By 1905, “Matisse’s studies led him to reject traditional renderings of three-dimensional space and to seek instead a new picture space defined by movement of colour. He exhibited his famous Woman with the Hat (1905) at the 1905 exhibition. In this painting, brisk strokes of colour—blues, greens, and reds—form an energetic, expressive view of the woman. The crude paint application, which left areas of raw canvas exposed, was appalling to viewers at the time.”[ii]  Matters were remedied when Gertrude Stein and brother Leo bought the painting which is now the property of the San Francisco Museum of Modern Art. 

The foremost patron and promoter of Henri Matisse’s art was Sarah Stein, Michael Stein’s wife.  As for Gertrude Stein (February 3, 1874 – July 27, 1946) and Alice B. Toklas (April 30, 1877 – March 7, 1967), they had a salon, 27, rue de Fleurus, to which artists and art collectors flocked on an appointed day, Saturday I believe.  In 1928, when he was composing An American in Paris, George Gershwin (September 26, 1898 –  July 11, 1937) noted that “[his] purpose here [was] to portray the impression of an American visitor in Paris as he strolls about the city and listens to various street noises and absorbs the French atmosphere.” (See An American in Paris, Wikipedia.)  In the 1920s, Gershwin had been a student of famed pianist, composer and teacher Nadia Boulanger (16 September 1887 – 22 October 1979).  

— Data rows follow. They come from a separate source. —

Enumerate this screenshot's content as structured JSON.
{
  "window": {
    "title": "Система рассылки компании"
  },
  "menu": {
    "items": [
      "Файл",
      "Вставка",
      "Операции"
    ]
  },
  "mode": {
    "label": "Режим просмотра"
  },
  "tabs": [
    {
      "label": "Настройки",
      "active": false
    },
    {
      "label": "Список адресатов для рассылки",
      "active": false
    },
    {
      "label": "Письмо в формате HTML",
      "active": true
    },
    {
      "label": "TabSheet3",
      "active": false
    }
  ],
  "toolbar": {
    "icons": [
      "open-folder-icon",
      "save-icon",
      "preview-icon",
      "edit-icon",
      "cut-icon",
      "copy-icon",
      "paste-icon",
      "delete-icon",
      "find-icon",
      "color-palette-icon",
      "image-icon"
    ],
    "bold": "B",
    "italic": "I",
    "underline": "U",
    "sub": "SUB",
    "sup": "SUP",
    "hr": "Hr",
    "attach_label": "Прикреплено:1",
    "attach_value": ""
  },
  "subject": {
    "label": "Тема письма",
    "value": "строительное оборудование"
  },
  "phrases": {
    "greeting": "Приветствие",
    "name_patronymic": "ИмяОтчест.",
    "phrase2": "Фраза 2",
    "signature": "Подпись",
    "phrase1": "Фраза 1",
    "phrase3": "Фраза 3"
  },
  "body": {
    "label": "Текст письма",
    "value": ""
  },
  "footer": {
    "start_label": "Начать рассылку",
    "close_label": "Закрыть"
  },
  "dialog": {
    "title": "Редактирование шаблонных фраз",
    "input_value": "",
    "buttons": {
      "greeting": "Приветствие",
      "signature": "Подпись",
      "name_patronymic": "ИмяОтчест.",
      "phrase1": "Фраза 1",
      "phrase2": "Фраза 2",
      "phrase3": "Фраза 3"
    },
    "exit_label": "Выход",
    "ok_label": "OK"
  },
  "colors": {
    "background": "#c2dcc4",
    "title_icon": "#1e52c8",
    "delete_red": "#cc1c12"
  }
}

Americans in Paris: Gertrude Stein & brothers 

At that time in the history of art, the end of the 19th century and early 20th century, the beau monde of the United States, Hemingway and others, lived in Paris, some, on an almost permanent basis, others, as frequent visitors.  The Cone (Kahn – Guggenheimer) sisters, Claribel and Etta, visited Paris at every chance and were generous patrons and collectors of modern art.  Ironically, the success of modernist artists in France is inextricably linked to America’s Gilded Age and the years preceding the Great Depression.  Matisse would soon break from Fauvism and adopt black as a colour.  However, as of his Woman with a Hat and the support of Paris’ American colony, he had become an established artist, which gave him some freedom.  He lived in relative affluence for the rest of his life, wintering in southern France and traveling.

Alice B. Toklas

On a sadder and somewhat extraneous note, among possessions Matisse’s first American patron, Gertrude Stein, bequeathed to Alice B. Toklas, were works of art, including Picassos.  Because Gertrude and Alice were not married, the Stein family repossessed her collection when its value started to rise.  According to Wikipedia, “Stein’s relatives took action to claim them, eventually removing them from Toklas’s home while she was away on vacation and placing them in a bank vault.” (See Alice B. Toklas, Wikipedia.)  Alice was not compensated and died in poverty, which should not have been the case.  However, she is buried next to Gertrude in Père Lachaise Cemetery in Paris.

Matisse’s Last Days

Beginning in 1941, Matisse was in poor health and confined to a bed or a wheelchair.  He continued to paint sometimes using a stick to which a pencil or brush was attached.  He was cared for “by a faithful Russian woman who had been one of his models in the early 1930s, he lived in a large studio in the Old Hôtel Regina at Cimiez, overlooking Nice.”[iii]

Tiny Gallery

(Please click on the images to enlarge them.)

branch-of-lillacs-1914Crockery on a Table

Woman Reading


Branch of Lilacs, 1914
Crockery on Table, 1900
Woman Reading, 1896 (bought by the government)
Luxe 1, 1907 
Photo credit: Google and Wikipaintings (Lilacs)


[i] “Henri Matisse”. Encyclopædia Britannica. Encyclopædia Britannica Online.
Encyclopædia Britannica Inc., 2013. Web. 03 Apr. 2013

[ii] Fauvism”. Encyclopædia Britannica. Encyclopædia Britannica Online.
Encyclopædia Britannica Inc., 2013. Web. 03 Apr. 2013

[iii] Henri Matisse”. Encyclopædia Britannica. Encyclopædia Britannica Online.
Encyclopædia Britannica Inc., 2013. Web. 03 Apr. 2013

Not only has Philip Scott Johnson made the lovely video we saw on 3 April 2013, on Picasso, but he has made a series of videos, one of which is on Matisse.  The music is Debussy‘s Arabesque No. 1 in E Major, performed by Peter Schmalfuss, piano.

Gertrude Stein and Alice B. Toklas

Gertrude Stein and Alice B. Toklas

© Micheline Walker
April 4, 2013